Eudora (1781-1858) was born one year after Manon married Roland de la Platiere. The pregnancy and birth were reasonably straightforward and Manon elected to feed the baby herself, following Rousseau’s advice in Emile. When she thought her milk had dried, she turned to her husband for advice. He visited an orphanage and reported that infants there were fed beef stock mixed with cow’s milk, dripped through a sponge. Fortunately for Eudora, her mother’s milk had not in fact dried.
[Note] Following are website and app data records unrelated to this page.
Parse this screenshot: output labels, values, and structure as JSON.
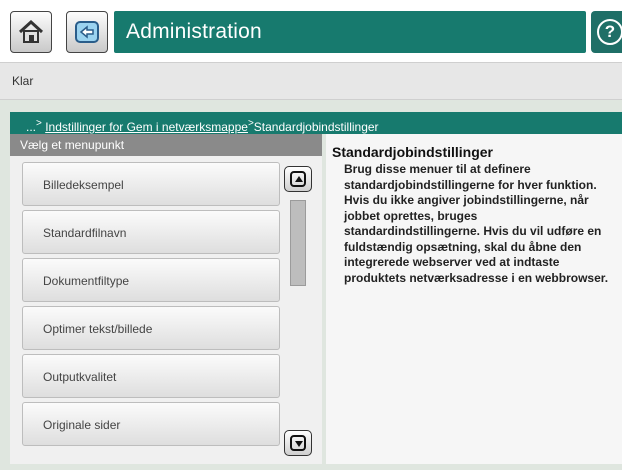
{
  "header": {
    "title": "Administration",
    "help_label": "?",
    "accent_color": "#177a6e",
    "icons": {
      "home": "home-icon",
      "back": "back-arrow-icon",
      "help": "help-icon"
    }
  },
  "status": {
    "text": "Klar"
  },
  "breadcrumb": {
    "prefix": "...",
    "separator": ">",
    "parent": "Indstillinger for Gem i netværksmappe",
    "current": "Standardjobindstillinger"
  },
  "menu": {
    "header": "Vælg et menupunkt",
    "items": [
      {
        "label": "Billedeksempel"
      },
      {
        "label": "Standardfilnavn"
      },
      {
        "label": "Dokumentfiltype"
      },
      {
        "label": "Optimer tekst/billede"
      },
      {
        "label": "Outputkvalitet"
      },
      {
        "label": "Originale sider"
      }
    ]
  },
  "info": {
    "title": "Standardjobindstillinger",
    "body": "Brug disse menuer til at definere standardjobindstillingerne for hver funktion. Hvis du ikke angiver jobindstillingerne, når jobbet oprettes, bruges standardindstillingerne. Hvis du vil udføre en fuldstændig opsætning, skal du åbne den integrerede webserver ved at indtaste produktets netværksadresse i en webbrowser."
  }
}
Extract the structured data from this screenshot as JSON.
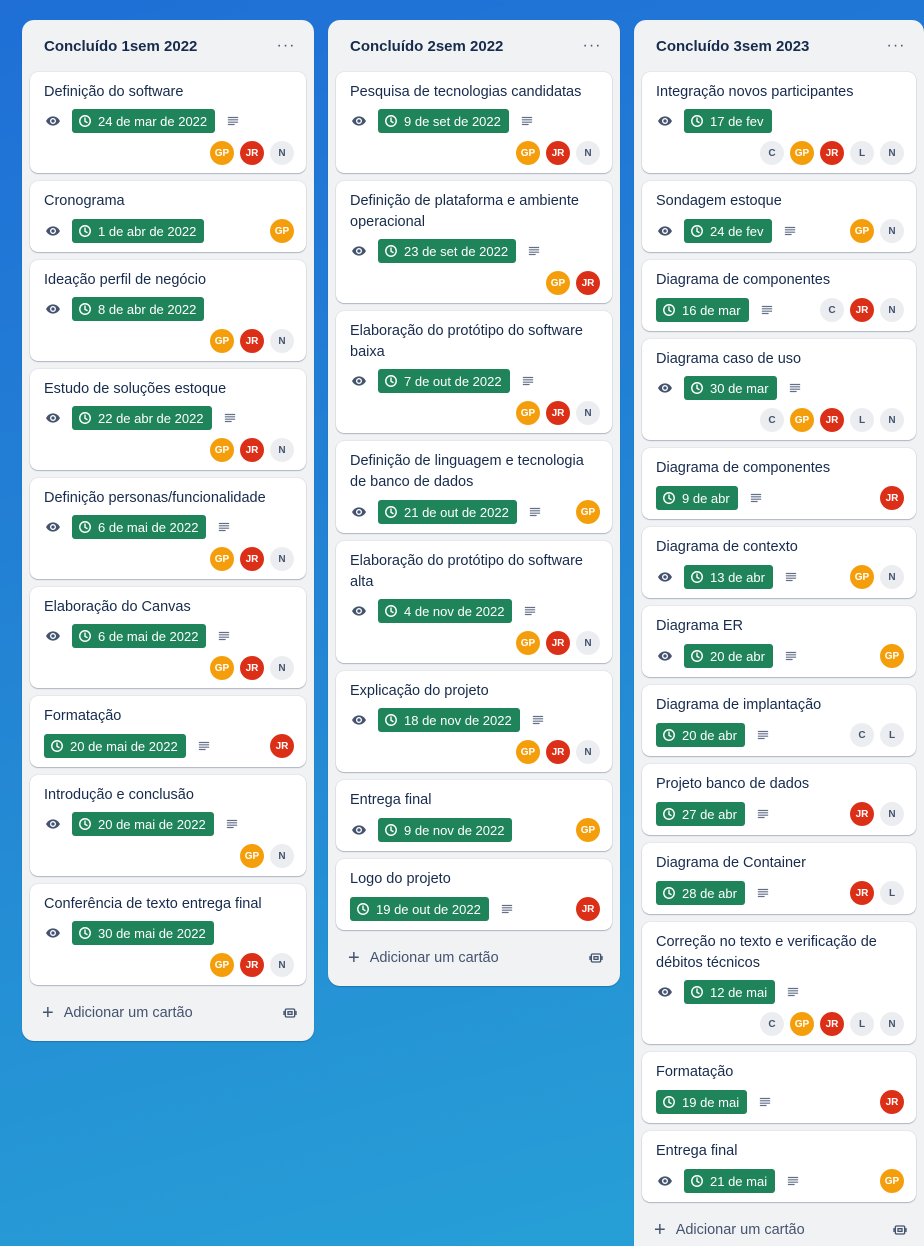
{
  "lists": [
    {
      "title": "Concluído 1sem 2022",
      "menu": "···",
      "add_label": "Adicionar um cartão",
      "cards": [
        {
          "title": "Definição do software",
          "watched": true,
          "date": "24 de mar de 2022",
          "description": true,
          "members": [
            "GP",
            "JR",
            "N"
          ],
          "members_below": true
        },
        {
          "title": "Cronograma",
          "watched": true,
          "date": "1 de abr de 2022",
          "description": false,
          "members": [
            "GP"
          ],
          "members_below": false
        },
        {
          "title": "Ideação perfil de negócio",
          "watched": true,
          "date": "8 de abr de 2022",
          "description": false,
          "members": [
            "GP",
            "JR",
            "N"
          ],
          "members_below": true
        },
        {
          "title": "Estudo de soluções estoque",
          "watched": true,
          "date": "22 de abr de 2022",
          "description": true,
          "members": [
            "GP",
            "JR",
            "N"
          ],
          "members_below": true
        },
        {
          "title": "Definição personas/funcionalidade",
          "watched": true,
          "date": "6 de mai de 2022",
          "description": true,
          "members": [
            "GP",
            "JR",
            "N"
          ],
          "members_below": true
        },
        {
          "title": "Elaboração do Canvas",
          "watched": true,
          "date": "6 de mai de 2022",
          "description": true,
          "members": [
            "GP",
            "JR",
            "N"
          ],
          "members_below": true
        },
        {
          "title": "Formatação",
          "watched": false,
          "date": "20 de mai de 2022",
          "description": true,
          "members": [
            "JR"
          ],
          "members_below": false
        },
        {
          "title": "Introdução e conclusão",
          "watched": true,
          "date": "20 de mai de 2022",
          "description": true,
          "members": [
            "GP",
            "N"
          ],
          "members_below": true
        },
        {
          "title": "Conferência de texto entrega final",
          "watched": true,
          "date": "30 de mai de 2022",
          "description": false,
          "members": [
            "GP",
            "JR",
            "N"
          ],
          "members_below": true
        }
      ]
    },
    {
      "title": "Concluído 2sem 2022",
      "menu": "···",
      "add_label": "Adicionar um cartão",
      "cards": [
        {
          "title": "Pesquisa de tecnologias candidatas",
          "watched": true,
          "date": "9 de set de 2022",
          "description": true,
          "members": [
            "GP",
            "JR",
            "N"
          ],
          "members_below": true
        },
        {
          "title": "Definição de plataforma e ambiente operacional",
          "watched": true,
          "date": "23 de set de 2022",
          "description": true,
          "members": [
            "GP",
            "JR"
          ],
          "members_below": true
        },
        {
          "title": "Elaboração do protótipo do software baixa",
          "watched": true,
          "date": "7 de out de 2022",
          "description": true,
          "members": [
            "GP",
            "JR",
            "N"
          ],
          "members_below": true
        },
        {
          "title": "Definição de linguagem e tecnologia de banco de dados",
          "watched": true,
          "date": "21 de out de 2022",
          "description": true,
          "members": [
            "GP"
          ],
          "members_below": false
        },
        {
          "title": "Elaboração do protótipo do software alta",
          "watched": true,
          "date": "4 de nov de 2022",
          "description": true,
          "members": [
            "GP",
            "JR",
            "N"
          ],
          "members_below": true
        },
        {
          "title": "Explicação do projeto",
          "watched": true,
          "date": "18 de nov de 2022",
          "description": true,
          "members": [
            "GP",
            "JR",
            "N"
          ],
          "members_below": true
        },
        {
          "title": "Entrega final",
          "watched": true,
          "date": "9 de nov de 2022",
          "description": false,
          "members": [
            "GP"
          ],
          "members_below": false
        },
        {
          "title": "Logo do projeto",
          "watched": false,
          "date": "19 de out de 2022",
          "description": true,
          "members": [
            "JR"
          ],
          "members_below": false
        }
      ]
    },
    {
      "title": "Concluído 3sem 2023",
      "menu": "···",
      "add_label": "Adicionar um cartão",
      "cards": [
        {
          "title": "Integração novos participantes",
          "watched": true,
          "date": "17 de fev",
          "description": false,
          "members": [
            "C",
            "GP",
            "JR",
            "L",
            "N"
          ],
          "members_below": true
        },
        {
          "title": "Sondagem estoque",
          "watched": true,
          "date": "24 de fev",
          "description": true,
          "members": [
            "GP",
            "N"
          ],
          "members_below": false
        },
        {
          "title": "Diagrama de componentes",
          "watched": false,
          "date": "16 de mar",
          "description": true,
          "members": [
            "C",
            "JR",
            "N"
          ],
          "members_below": false
        },
        {
          "title": "Diagrama caso de uso",
          "watched": true,
          "date": "30 de mar",
          "description": true,
          "members": [
            "C",
            "GP",
            "JR",
            "L",
            "N"
          ],
          "members_below": true
        },
        {
          "title": "Diagrama de componentes",
          "watched": false,
          "date": "9 de abr",
          "description": true,
          "members": [
            "JR"
          ],
          "members_below": false
        },
        {
          "title": "Diagrama de contexto",
          "watched": true,
          "date": "13 de abr",
          "description": true,
          "members": [
            "GP",
            "N"
          ],
          "members_below": false
        },
        {
          "title": "Diagrama ER",
          "watched": true,
          "date": "20 de abr",
          "description": true,
          "members": [
            "GP"
          ],
          "members_below": false
        },
        {
          "title": "Diagrama de implantação",
          "watched": false,
          "date": "20 de abr",
          "description": true,
          "members": [
            "C",
            "L"
          ],
          "members_below": false
        },
        {
          "title": "Projeto banco de dados",
          "watched": false,
          "date": "27 de abr",
          "description": true,
          "members": [
            "JR",
            "N"
          ],
          "members_below": false
        },
        {
          "title": "Diagrama de Container",
          "watched": false,
          "date": "28 de abr",
          "description": true,
          "members": [
            "JR",
            "L"
          ],
          "members_below": false
        },
        {
          "title": "Correção no texto e verificação de débitos técnicos",
          "watched": true,
          "date": "12 de mai",
          "description": true,
          "members": [
            "C",
            "GP",
            "JR",
            "L",
            "N"
          ],
          "members_below": true
        },
        {
          "title": "Formatação",
          "watched": false,
          "date": "19 de mai",
          "description": true,
          "members": [
            "JR"
          ],
          "members_below": false
        },
        {
          "title": "Entrega final",
          "watched": true,
          "date": "21 de mai",
          "description": true,
          "members": [
            "GP"
          ],
          "members_below": false
        }
      ]
    }
  ],
  "icons": {
    "watch": "eye-icon",
    "due": "clock-icon",
    "description": "description-icon",
    "add": "plus-icon",
    "template": "card-template-icon"
  },
  "colors": {
    "due_complete": "#1f845a",
    "avatar_gp": "#f59e0b",
    "avatar_jr": "#dc2f18",
    "avatar_neutral": "#ebedf0"
  }
}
Once she was a little older, her parents decided that it was safe for her mother to travel – she had family business to attend to in Versailles – and to leave Eudora in the care of her father. In a letter he reported that he let her play on the floor of his study while he worked, and that she had somehow gotten hold of a pair of scissors and some of his socks, which resulted in pretty red ribbons.
By the time they moved to Le clos in the mid 80s, the couple devised an educational program for their daughter based on Rousseau’s works. Conveniently, they must have forgot that Rousseau’s educational precepts only really applied to boys!
In any case, Manon was not impressed with her daughter’s intellect and she wrote to her husband:
We mustn’t pretend, your daughter is sensitive, she loves me, she will be sweet, but she does not have a single idea... [...] no promise of any wit. She embroidered a pretty work box for me and she seems good with a needle, but she doesn’t appear to have any taste, and I am starting to believe that we should not expect too much of her.
When Manon was taken to l’Abbaye, in May 1793, her daughter stayed behind with the family’s servant, Marguerite. While in prison, her mother arranged for their friend, Bosc, to be her guardian in the event of hers and her husband’s death. And the even did come a few months later.
Bosc took charge of the twelve year old’s education. A year and a half later, they were considering marriage. Bosc, in a letter to a friend, represents it as her idea, but one he is considering as he finds so ‘promising’ and ‘interesting’. Nonetheless the marriage does not happen and Eudora is adopted by another friend of her mother’s Champagneux. The latter, a family man, cannot take the child for himself, but he married her off to one of his son. Eudora was 15 and he husband, Pierre-Leon, 20.
The couple had two daugthers, Zelia (1799-1880) who had herself had three daughters and one son and Malvina (1800-1834). It is likely that there are descendants of Zelia still alive, but I have not been able to trace them.
When Malvina died suddenly at the age of 34, her mother turned to religion and became a recluse.
Bosc gave Eudora her mother’s papers around that time. but it was Zelia and her children who later re-discovered Manon’s life, works and correspondence. They collaborated with Faugere to publish a new edition of the Memoirs, and donated the manuscripts to the Bibliotheque Nationale de France. Many of these can now be read on Gallica.
This is where I live blog about my new book project, an intellectual biography of three French Revolutionary women philosophers.